Stored entries
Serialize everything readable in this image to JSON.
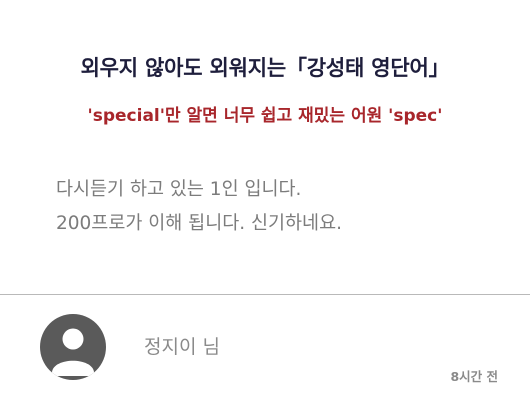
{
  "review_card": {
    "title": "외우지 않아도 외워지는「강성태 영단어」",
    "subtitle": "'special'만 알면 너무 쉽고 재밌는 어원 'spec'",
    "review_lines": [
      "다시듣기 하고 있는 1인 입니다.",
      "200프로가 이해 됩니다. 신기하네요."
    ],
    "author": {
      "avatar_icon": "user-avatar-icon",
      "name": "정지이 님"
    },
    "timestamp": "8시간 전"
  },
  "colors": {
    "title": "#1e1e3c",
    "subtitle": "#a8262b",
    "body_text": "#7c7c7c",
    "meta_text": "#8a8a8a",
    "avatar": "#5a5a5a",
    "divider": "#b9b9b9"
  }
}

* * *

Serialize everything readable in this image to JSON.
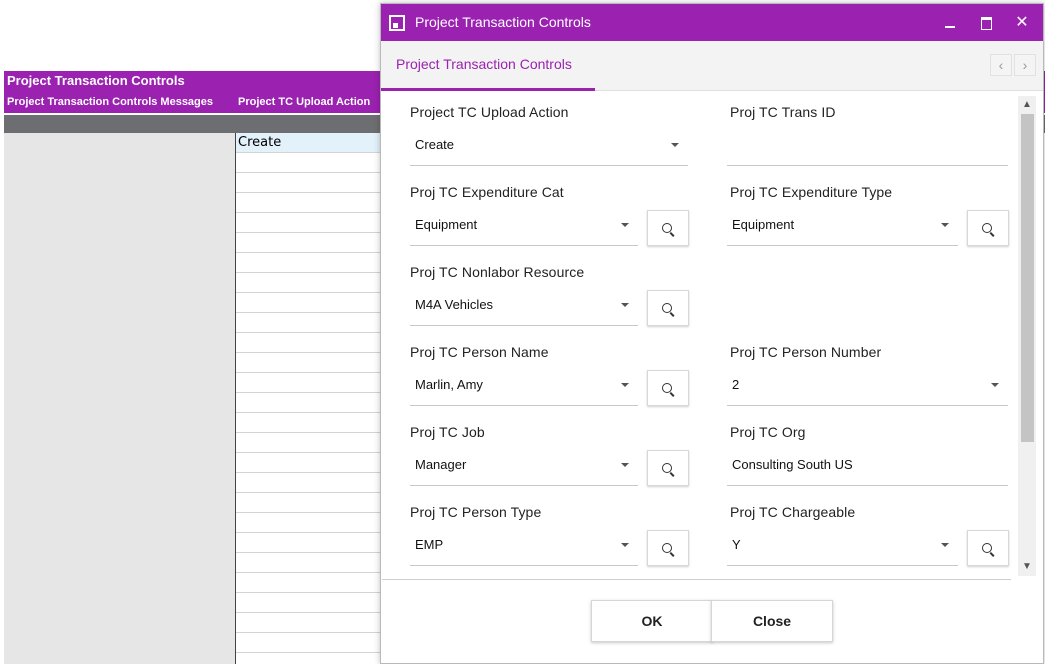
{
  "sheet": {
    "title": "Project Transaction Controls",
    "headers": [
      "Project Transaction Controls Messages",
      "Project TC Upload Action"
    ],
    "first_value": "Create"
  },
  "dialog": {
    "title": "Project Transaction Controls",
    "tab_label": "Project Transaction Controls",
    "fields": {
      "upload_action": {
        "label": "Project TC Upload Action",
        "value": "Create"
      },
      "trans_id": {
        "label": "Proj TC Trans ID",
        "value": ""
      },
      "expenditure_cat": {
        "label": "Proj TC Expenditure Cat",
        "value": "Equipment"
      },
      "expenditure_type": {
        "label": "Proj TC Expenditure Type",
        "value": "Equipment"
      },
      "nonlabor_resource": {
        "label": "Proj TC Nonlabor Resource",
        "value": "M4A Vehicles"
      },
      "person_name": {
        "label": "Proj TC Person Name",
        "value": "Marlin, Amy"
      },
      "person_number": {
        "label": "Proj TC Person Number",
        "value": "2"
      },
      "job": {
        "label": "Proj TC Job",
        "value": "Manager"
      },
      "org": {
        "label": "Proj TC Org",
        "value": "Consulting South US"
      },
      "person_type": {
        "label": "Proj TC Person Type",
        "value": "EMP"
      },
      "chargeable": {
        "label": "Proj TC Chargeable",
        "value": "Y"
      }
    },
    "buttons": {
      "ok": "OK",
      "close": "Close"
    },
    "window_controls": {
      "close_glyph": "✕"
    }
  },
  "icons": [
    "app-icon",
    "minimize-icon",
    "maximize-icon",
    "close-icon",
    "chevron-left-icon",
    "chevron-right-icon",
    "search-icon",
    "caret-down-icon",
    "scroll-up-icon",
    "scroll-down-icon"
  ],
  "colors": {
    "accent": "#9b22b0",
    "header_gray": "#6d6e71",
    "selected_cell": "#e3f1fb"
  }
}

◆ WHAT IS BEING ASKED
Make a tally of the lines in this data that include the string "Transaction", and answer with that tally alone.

◆ YOUR RESPONSE
4